Building trust requires making a commitment to trustworthy behavior.
Trust can’t be built if only one partner is willing to do this and the other isn’t. So, as your relationship progresses, ask yourself: We’re not just talking about being there physically, but emotionally, too. Are they sensitive to your problems, worries and fears?
For many, it’s an ongoing cycle – the teen lies, breaks curfew, experiments with drugs, or gets into trouble at school.
The parents respond with guilt trips, threats to take away privileges, and violations of their child’s privacy.
And let me say at the outset that, if you feel you are in an abusive relationship based on the definition I just gave, seek help immediately. Develop the skill of being a good listener, which is one of the hardest skills to develop. " Always make sure you've fully understood what the other person has said.
Being a good listener means you don't interrupt your spouse. A simple tool to use for this is the well known "mirroring technique." You reflect back what the other person has said.
I can sum up the essence of building trust in one idea: Create a safe emotional space for your spouse.

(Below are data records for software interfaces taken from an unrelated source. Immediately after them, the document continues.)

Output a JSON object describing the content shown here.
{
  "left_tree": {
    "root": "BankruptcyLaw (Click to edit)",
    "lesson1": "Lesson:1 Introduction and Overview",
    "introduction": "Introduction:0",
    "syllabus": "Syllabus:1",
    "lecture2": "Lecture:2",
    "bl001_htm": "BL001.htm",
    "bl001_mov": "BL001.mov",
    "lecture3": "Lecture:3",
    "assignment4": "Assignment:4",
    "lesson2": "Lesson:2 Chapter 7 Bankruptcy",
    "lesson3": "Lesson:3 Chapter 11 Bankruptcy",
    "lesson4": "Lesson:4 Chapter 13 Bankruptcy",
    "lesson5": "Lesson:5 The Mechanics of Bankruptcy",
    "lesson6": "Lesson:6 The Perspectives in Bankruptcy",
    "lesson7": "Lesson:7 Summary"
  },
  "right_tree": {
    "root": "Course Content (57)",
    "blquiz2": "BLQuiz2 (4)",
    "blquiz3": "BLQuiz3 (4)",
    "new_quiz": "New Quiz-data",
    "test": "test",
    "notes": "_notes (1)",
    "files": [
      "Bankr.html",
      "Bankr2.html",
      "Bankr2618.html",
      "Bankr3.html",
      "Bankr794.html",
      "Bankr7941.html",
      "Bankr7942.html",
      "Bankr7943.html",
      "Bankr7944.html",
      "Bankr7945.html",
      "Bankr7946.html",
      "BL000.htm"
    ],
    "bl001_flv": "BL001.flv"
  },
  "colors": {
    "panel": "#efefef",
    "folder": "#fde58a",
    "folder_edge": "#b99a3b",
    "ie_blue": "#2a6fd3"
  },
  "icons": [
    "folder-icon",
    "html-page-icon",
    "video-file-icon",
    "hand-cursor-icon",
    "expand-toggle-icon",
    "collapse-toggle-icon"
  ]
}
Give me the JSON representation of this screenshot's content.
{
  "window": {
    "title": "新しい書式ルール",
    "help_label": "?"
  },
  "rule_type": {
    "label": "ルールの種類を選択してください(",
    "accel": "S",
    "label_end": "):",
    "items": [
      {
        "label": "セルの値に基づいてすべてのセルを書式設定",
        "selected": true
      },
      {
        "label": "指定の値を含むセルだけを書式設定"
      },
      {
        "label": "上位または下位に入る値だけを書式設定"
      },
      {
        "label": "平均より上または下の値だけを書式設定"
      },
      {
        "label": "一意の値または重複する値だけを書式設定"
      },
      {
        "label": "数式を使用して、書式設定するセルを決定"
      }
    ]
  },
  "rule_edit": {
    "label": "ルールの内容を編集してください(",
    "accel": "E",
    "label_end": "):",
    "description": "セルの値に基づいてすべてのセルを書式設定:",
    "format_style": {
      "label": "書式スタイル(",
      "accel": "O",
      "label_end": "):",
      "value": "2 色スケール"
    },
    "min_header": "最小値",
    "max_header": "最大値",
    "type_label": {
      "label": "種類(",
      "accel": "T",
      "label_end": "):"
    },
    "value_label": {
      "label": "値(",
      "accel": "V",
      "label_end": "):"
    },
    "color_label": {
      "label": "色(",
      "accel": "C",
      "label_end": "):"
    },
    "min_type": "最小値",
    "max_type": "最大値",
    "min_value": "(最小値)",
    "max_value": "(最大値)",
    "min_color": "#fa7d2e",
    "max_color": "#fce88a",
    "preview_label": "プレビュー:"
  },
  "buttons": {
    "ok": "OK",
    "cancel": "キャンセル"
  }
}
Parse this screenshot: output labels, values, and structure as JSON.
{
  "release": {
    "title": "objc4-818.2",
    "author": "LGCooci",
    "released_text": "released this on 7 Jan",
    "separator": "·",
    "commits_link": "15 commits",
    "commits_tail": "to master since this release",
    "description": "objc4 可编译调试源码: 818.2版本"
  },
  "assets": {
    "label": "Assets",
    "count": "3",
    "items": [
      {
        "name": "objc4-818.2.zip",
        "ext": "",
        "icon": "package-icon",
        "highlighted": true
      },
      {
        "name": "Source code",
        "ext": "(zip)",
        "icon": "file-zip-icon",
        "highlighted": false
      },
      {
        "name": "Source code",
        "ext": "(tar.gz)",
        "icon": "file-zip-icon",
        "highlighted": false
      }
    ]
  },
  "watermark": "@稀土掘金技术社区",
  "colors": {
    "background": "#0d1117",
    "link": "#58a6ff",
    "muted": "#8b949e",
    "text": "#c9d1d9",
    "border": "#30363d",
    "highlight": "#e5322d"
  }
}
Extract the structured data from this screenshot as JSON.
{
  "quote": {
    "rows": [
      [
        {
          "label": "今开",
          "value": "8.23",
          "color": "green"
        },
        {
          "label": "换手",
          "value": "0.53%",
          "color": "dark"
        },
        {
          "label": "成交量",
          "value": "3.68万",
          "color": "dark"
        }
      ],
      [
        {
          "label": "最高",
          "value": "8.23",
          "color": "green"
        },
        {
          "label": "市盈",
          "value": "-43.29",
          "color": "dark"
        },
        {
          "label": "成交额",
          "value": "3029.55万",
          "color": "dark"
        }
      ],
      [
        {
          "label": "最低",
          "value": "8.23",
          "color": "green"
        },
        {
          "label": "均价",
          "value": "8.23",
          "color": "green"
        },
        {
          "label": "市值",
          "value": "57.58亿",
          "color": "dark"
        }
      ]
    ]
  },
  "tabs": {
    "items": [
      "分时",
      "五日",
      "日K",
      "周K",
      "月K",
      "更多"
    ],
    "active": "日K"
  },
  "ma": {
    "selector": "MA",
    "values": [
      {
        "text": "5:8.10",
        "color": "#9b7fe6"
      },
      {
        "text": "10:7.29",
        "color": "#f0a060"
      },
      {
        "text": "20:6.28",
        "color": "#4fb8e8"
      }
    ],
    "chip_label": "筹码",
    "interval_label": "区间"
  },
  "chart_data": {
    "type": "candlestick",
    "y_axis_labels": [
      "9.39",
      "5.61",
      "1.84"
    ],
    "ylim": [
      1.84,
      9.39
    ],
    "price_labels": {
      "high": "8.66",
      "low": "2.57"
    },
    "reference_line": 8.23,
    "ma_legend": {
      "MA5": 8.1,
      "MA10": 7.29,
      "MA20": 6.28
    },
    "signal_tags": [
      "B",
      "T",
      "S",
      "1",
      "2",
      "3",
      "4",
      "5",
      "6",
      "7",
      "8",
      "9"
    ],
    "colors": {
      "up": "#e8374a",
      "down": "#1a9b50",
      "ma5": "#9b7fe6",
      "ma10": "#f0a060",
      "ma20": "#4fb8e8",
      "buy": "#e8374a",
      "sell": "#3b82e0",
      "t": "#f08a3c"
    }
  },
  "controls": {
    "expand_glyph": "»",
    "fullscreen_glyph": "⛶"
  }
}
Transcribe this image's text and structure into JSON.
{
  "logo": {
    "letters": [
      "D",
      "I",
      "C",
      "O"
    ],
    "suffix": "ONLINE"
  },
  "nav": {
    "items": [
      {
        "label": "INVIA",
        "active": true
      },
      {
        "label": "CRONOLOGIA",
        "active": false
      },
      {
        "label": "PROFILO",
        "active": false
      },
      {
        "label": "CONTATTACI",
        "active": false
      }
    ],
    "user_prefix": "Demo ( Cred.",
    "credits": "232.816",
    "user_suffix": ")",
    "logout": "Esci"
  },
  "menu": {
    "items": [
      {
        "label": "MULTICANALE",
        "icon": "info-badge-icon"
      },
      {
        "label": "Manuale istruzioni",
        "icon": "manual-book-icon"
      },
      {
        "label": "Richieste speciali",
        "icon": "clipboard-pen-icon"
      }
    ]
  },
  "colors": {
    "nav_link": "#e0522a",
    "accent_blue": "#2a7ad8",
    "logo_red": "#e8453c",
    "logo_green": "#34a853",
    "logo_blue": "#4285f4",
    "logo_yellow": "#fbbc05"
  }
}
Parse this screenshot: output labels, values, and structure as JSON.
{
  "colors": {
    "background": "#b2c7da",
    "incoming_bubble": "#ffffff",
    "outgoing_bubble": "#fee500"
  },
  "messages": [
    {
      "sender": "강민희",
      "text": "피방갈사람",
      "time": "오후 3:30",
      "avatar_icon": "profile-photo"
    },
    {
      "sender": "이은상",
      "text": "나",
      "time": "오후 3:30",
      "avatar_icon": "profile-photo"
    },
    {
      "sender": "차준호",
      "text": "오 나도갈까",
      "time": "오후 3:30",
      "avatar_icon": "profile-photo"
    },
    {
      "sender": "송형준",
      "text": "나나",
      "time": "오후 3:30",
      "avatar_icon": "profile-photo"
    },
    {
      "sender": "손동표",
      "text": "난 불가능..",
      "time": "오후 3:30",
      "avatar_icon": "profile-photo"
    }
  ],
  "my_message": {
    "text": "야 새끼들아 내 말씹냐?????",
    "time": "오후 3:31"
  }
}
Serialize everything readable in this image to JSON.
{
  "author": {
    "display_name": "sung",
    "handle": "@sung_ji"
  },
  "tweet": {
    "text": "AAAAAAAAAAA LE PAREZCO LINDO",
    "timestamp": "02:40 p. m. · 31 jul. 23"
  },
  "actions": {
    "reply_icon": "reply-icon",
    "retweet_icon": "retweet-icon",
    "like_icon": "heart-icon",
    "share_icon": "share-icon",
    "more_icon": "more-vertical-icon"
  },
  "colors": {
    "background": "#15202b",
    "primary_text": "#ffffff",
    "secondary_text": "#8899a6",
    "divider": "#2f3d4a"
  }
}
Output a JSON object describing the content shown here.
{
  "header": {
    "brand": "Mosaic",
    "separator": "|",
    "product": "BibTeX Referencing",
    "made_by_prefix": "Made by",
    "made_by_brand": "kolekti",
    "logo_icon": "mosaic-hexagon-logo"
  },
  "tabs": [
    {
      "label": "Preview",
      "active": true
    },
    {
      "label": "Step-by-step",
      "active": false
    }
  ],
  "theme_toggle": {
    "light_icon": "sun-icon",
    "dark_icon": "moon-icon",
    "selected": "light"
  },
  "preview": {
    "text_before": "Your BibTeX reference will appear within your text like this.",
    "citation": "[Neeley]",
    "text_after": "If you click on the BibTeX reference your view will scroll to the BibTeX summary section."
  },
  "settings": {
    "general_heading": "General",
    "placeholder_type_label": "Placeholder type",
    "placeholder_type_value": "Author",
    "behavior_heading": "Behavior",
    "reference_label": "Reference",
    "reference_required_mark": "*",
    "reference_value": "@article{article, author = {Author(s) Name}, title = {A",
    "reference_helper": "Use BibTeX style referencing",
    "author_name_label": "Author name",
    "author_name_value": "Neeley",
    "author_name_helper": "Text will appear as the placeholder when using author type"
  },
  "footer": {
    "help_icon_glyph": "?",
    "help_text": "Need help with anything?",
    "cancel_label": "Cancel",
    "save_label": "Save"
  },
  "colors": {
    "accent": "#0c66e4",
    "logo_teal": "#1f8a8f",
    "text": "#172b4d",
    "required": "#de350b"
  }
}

If you are not actively working to build a safe emotional space, than you are probably building an unsafe one.Once it’s clear that all hands are on deck, you can make headway towards rebuilding mutual trust by starting with total honesty and implementing trust-building strategies.Slamming doors, screaming voices, sulking faces – what does broken trust look like in your home?Every time a child follows a rule or meets their parent’s expectation, the baseline trust and respect expand.A person trusts another when they feel that they can be vulnerable and everything will be alright.Everyone deserves to be in a relationship with someone who can resolve conflicts in a healthy, respectful way.